GIVEN RECORDS Start Marker

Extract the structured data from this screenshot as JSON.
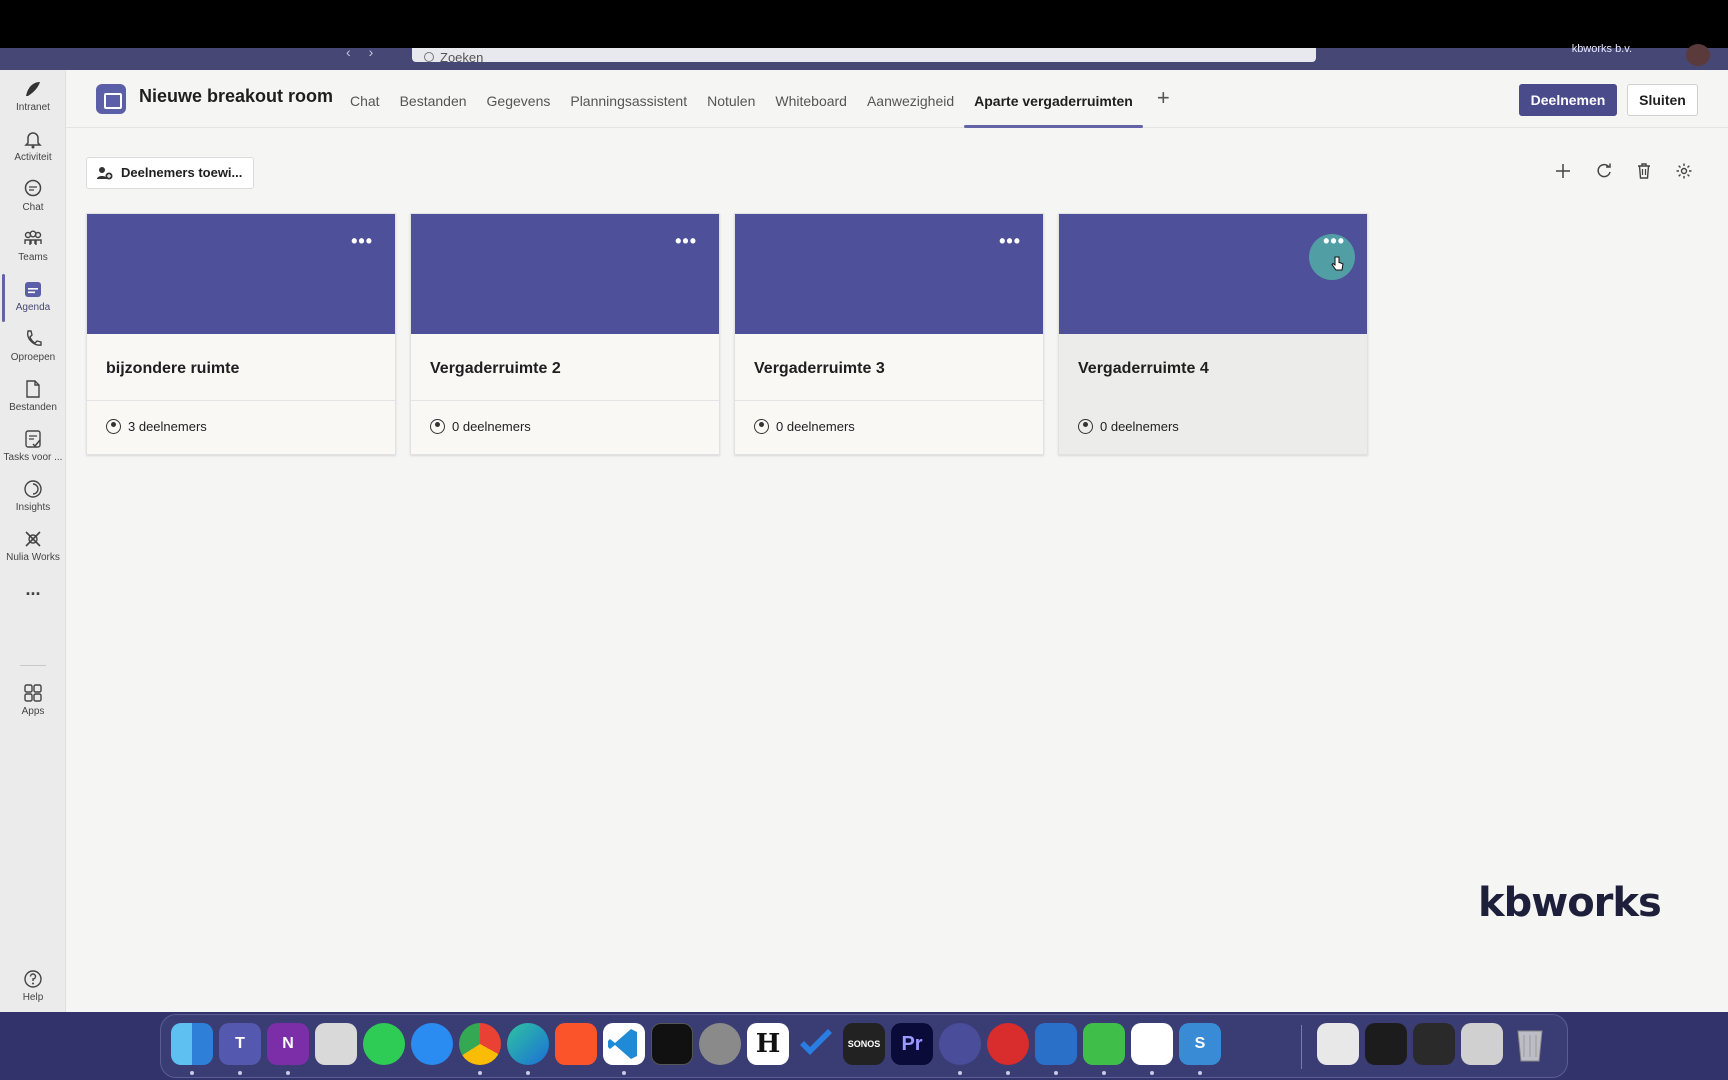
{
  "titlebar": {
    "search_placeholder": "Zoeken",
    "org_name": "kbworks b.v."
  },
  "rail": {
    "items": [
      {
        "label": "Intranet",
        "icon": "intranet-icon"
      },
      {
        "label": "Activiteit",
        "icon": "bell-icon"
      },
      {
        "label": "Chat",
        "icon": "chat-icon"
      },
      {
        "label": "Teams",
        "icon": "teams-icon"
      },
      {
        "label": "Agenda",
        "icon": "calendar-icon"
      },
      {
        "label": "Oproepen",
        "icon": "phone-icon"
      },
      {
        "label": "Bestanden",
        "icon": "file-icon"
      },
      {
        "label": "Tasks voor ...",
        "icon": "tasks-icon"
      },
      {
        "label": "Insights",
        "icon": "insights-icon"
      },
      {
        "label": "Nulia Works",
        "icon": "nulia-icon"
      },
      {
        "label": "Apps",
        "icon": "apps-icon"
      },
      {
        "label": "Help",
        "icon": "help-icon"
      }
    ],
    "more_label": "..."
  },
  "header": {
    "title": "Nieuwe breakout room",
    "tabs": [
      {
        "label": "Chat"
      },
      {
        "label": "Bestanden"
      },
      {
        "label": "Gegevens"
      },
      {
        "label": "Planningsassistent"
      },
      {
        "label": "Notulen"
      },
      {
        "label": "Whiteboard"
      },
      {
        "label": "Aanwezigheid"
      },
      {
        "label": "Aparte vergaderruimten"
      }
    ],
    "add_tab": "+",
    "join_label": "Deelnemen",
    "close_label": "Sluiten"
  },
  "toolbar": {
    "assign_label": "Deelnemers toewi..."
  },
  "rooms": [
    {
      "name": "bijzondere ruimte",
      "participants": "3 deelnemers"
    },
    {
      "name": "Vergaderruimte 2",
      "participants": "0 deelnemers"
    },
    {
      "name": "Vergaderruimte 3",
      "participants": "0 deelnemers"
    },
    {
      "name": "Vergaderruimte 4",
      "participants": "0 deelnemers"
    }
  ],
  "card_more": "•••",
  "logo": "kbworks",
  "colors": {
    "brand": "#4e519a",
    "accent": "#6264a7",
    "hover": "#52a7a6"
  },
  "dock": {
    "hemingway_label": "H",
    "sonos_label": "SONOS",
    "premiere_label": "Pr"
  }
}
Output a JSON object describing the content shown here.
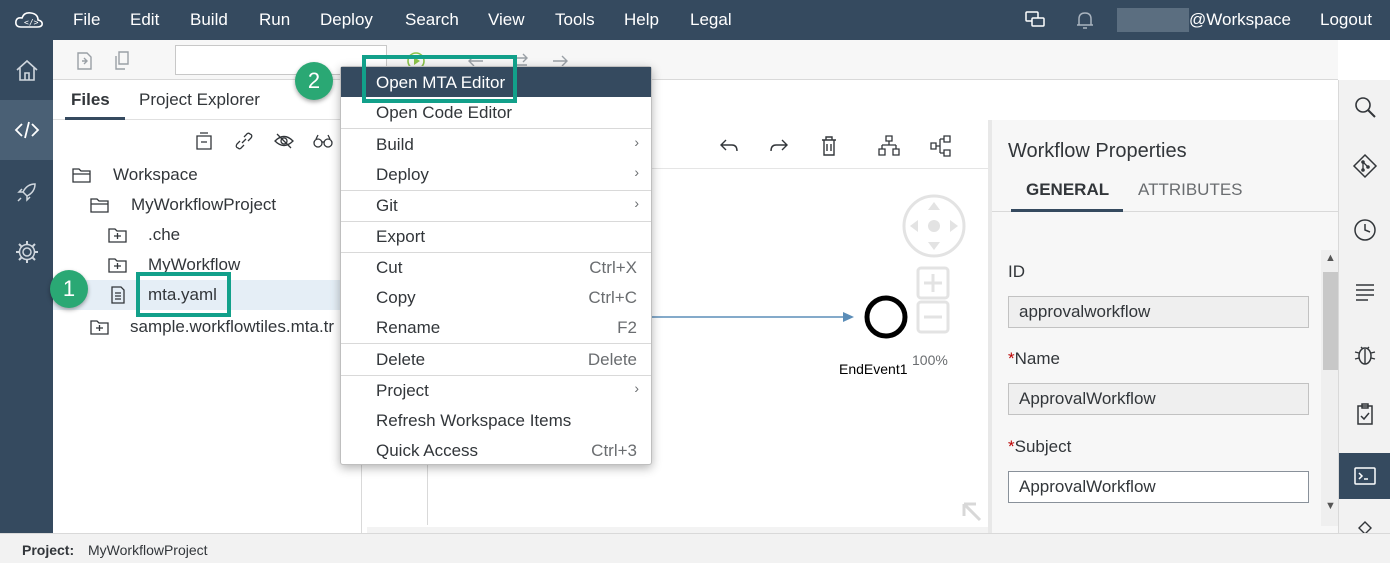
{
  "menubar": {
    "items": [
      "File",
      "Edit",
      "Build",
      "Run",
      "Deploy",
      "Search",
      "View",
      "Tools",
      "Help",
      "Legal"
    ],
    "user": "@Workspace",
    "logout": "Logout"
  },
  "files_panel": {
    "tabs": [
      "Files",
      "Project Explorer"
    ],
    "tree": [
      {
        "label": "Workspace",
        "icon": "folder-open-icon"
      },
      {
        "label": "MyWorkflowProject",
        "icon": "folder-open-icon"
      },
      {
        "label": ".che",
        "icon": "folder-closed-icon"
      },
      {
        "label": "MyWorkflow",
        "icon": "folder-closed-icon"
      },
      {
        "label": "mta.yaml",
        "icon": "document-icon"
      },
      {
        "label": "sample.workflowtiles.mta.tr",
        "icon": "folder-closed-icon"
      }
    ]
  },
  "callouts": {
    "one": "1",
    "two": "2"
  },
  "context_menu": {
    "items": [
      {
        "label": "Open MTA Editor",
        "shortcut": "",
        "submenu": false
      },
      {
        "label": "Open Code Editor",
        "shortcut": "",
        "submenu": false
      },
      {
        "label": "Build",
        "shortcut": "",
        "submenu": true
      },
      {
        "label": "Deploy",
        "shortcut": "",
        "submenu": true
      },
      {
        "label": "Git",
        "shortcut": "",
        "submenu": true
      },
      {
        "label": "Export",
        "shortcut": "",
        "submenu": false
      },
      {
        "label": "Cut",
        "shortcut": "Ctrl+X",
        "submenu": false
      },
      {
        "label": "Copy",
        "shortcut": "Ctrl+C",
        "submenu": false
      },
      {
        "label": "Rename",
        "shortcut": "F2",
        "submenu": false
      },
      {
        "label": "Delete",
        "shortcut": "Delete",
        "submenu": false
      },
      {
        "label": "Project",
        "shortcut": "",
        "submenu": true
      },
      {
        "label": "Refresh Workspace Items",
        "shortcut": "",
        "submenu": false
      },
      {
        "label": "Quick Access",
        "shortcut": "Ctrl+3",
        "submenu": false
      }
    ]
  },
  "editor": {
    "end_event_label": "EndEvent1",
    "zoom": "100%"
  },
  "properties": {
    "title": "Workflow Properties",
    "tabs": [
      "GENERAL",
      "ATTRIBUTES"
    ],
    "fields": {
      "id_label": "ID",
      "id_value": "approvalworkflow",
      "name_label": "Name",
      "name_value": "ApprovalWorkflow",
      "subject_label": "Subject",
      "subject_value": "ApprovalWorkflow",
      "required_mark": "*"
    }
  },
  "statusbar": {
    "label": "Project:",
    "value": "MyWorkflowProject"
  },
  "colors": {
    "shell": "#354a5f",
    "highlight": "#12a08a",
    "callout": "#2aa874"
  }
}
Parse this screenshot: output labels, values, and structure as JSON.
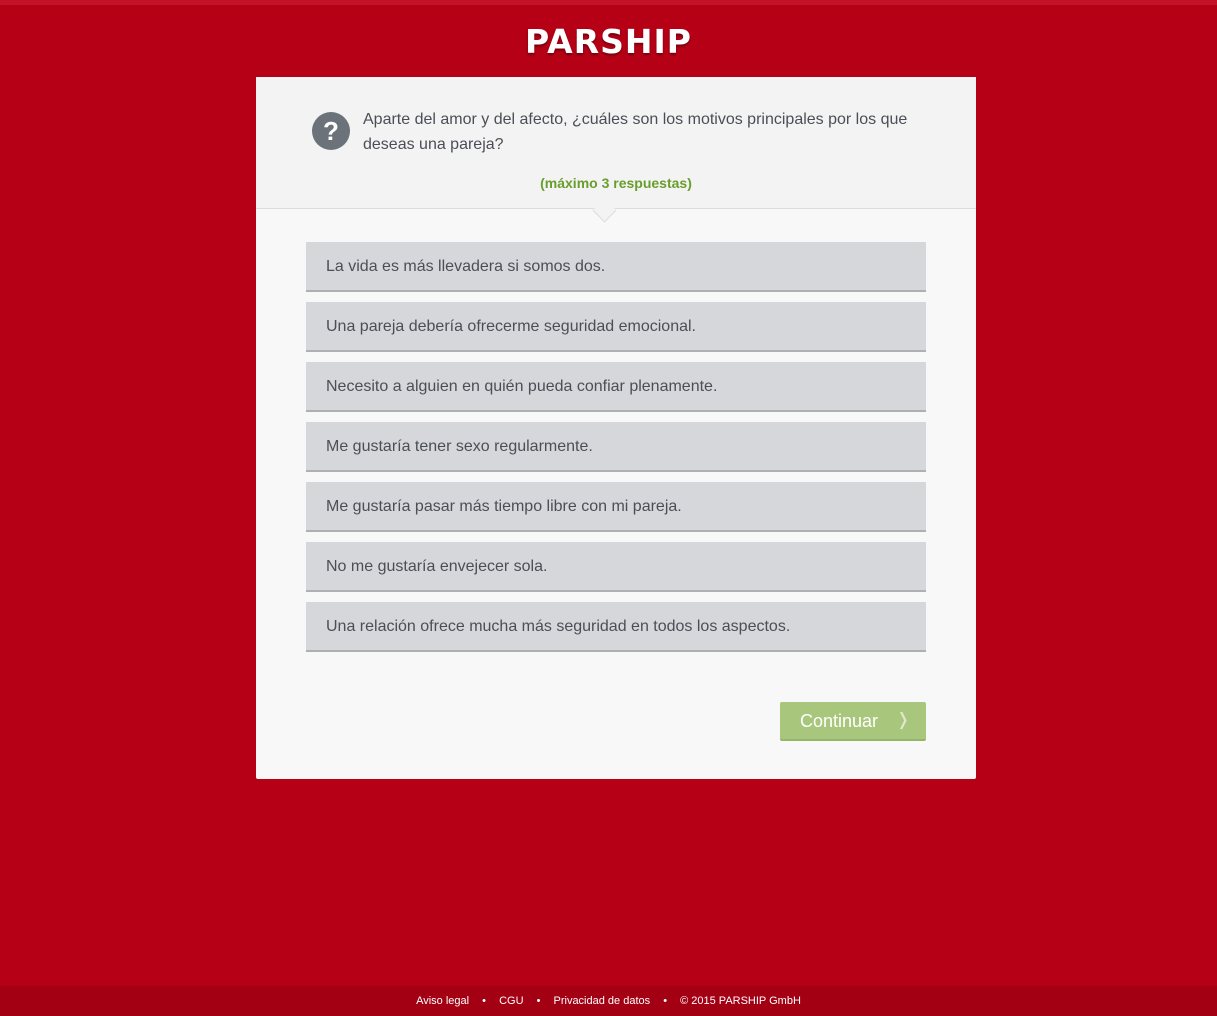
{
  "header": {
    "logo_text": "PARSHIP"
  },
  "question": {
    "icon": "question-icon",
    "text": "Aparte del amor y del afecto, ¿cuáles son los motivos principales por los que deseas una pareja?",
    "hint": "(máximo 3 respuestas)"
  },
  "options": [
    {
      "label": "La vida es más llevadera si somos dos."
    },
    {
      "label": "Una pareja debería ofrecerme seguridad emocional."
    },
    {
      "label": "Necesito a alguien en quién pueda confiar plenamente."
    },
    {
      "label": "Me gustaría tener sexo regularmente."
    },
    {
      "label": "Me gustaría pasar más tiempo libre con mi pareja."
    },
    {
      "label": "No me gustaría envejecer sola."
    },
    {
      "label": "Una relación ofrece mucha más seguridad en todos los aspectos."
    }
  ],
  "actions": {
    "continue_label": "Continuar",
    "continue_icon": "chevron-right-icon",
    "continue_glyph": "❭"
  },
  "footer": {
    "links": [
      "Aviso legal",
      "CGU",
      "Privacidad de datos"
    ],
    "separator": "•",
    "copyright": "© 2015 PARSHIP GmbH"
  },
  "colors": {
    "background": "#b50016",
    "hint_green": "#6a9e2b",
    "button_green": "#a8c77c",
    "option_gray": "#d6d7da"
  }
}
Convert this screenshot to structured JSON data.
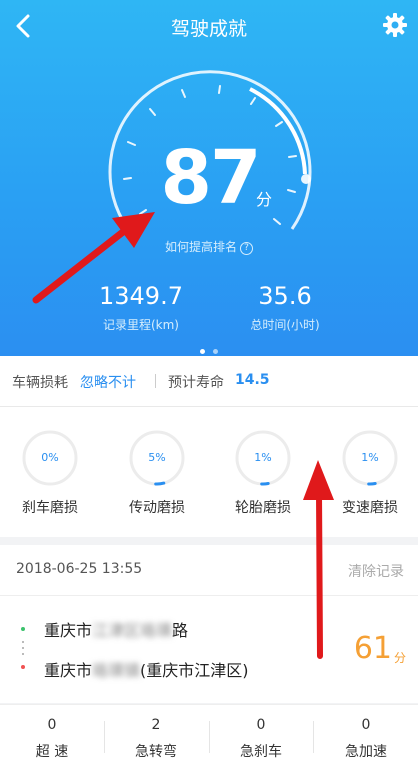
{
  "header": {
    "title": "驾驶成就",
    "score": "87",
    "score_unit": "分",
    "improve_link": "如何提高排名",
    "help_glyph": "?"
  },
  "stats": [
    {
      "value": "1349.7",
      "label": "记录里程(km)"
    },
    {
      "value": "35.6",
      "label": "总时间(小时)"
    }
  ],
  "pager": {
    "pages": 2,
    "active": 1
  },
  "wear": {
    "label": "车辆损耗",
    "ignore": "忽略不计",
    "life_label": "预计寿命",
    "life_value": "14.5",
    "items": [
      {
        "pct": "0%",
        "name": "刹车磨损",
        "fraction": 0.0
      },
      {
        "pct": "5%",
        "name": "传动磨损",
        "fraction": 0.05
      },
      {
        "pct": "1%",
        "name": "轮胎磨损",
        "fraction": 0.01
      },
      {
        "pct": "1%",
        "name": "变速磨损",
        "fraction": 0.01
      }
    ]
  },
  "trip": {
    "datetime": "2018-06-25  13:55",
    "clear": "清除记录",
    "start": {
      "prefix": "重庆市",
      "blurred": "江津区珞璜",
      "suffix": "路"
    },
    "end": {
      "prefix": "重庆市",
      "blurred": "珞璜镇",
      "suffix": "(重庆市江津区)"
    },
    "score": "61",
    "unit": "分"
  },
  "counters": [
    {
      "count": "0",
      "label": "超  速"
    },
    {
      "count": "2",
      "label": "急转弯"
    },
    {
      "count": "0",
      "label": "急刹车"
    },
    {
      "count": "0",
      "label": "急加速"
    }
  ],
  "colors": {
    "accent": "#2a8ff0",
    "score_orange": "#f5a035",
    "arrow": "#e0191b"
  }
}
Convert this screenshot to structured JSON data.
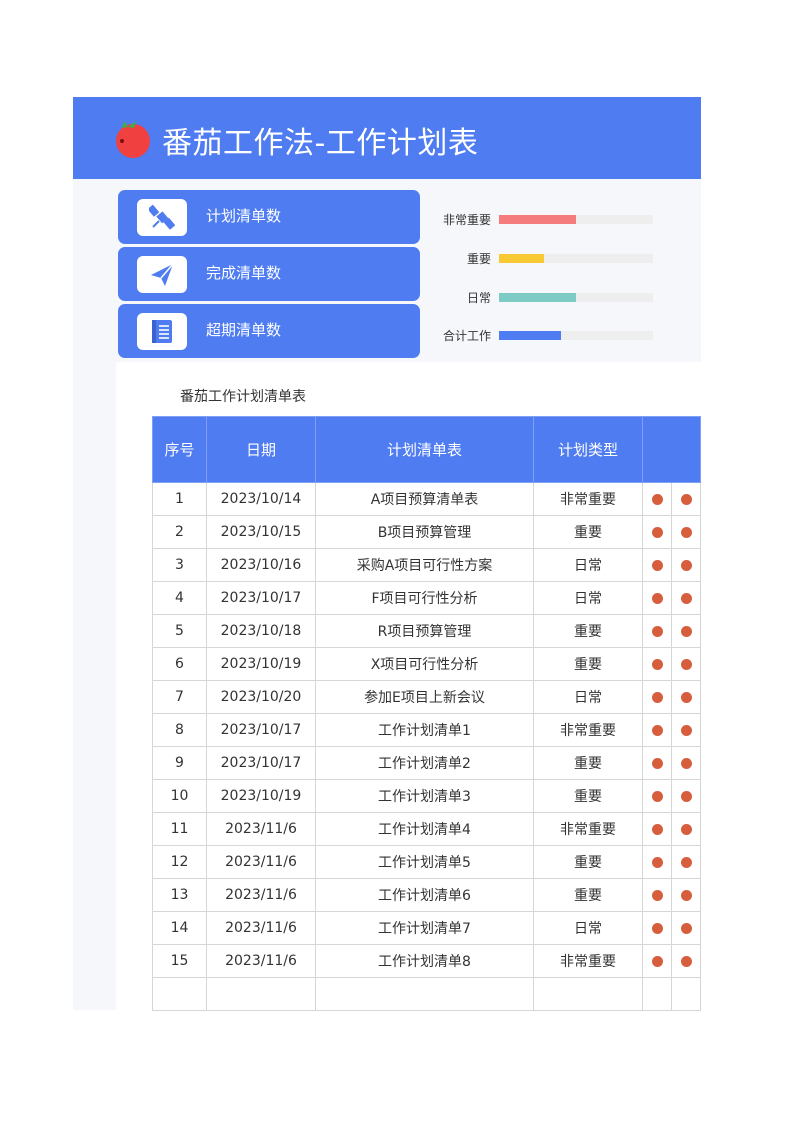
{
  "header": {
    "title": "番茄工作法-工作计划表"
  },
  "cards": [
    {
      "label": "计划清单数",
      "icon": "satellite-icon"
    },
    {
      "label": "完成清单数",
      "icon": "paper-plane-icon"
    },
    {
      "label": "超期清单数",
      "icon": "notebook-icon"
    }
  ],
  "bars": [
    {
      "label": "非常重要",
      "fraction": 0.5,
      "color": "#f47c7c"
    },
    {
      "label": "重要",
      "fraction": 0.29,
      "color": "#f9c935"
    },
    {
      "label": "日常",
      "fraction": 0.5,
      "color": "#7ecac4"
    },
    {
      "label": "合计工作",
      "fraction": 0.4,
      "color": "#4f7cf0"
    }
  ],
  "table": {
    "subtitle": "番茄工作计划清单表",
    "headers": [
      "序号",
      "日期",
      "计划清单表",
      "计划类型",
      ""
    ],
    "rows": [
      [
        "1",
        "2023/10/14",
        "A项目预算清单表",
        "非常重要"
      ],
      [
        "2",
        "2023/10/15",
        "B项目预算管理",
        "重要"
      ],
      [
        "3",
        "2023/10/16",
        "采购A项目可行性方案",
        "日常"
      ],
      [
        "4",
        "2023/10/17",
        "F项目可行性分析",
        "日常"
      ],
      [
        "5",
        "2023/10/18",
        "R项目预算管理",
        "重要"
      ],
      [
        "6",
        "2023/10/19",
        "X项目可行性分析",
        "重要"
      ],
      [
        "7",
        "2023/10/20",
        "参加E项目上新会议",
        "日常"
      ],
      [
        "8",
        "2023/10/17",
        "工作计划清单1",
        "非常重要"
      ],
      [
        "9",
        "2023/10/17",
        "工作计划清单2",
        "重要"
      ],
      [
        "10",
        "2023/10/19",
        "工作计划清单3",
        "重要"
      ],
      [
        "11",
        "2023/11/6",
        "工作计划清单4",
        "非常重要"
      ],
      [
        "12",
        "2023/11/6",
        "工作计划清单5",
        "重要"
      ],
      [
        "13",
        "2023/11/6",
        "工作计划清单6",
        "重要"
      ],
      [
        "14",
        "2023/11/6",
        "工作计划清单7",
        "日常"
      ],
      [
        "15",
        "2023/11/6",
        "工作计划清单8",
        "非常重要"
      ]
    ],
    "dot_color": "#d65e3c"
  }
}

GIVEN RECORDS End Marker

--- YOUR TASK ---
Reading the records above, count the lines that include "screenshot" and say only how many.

--- COMPLETED EXERCISE ---
4